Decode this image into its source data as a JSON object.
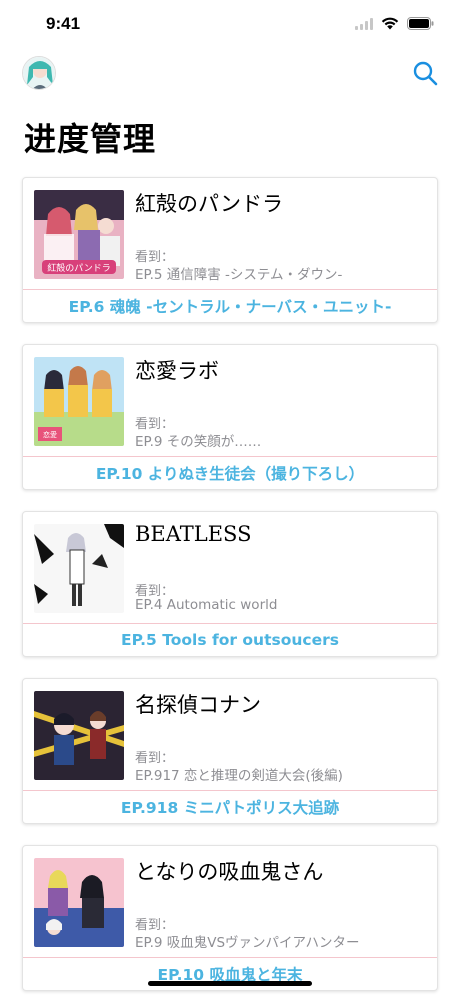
{
  "status_bar": {
    "time": "9:41"
  },
  "header": {
    "title": "进度管理",
    "search_icon": "search-icon",
    "avatar_icon": "avatar"
  },
  "colors": {
    "accent": "#4cb4e0",
    "divider": "#f4c6cd",
    "secondary_text": "#8e8e93"
  },
  "items": [
    {
      "title": "紅殻のパンドラ",
      "watched_label": "看到：",
      "watched_ep": "EP.5 通信障害 -システム・ダウン-",
      "next_ep": "EP.6 魂魄 -セントラル・ナーバス・ユニット-"
    },
    {
      "title": "恋愛ラボ",
      "watched_label": "看到：",
      "watched_ep": "EP.9 その笑顔が……",
      "next_ep": "EP.10 よりぬき生徒会（撮り下ろし）"
    },
    {
      "title": "BEATLESS",
      "watched_label": "看到：",
      "watched_ep": "EP.4 Automatic world",
      "next_ep": "EP.5 Tools for outsoucers"
    },
    {
      "title": "名探偵コナン",
      "watched_label": "看到：",
      "watched_ep": "EP.917 恋と推理の剣道大会(後編)",
      "next_ep": "EP.918 ミニパトポリス大追跡"
    },
    {
      "title": "となりの吸血鬼さん",
      "watched_label": "看到：",
      "watched_ep": "EP.9 吸血鬼VSヴァンパイアハンター",
      "next_ep": "EP.10 吸血鬼と年末"
    }
  ]
}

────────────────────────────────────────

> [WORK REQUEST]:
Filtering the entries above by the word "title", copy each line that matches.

> [SOLUTION BELOW]:
    "title": "进度管理",
      "title": "紅殻のパンドラ",
      "title": "恋愛ラボ",
      "title": "BEATLESS",
      "title": "名探偵コナン",
      "title": "となりの吸血鬼さん",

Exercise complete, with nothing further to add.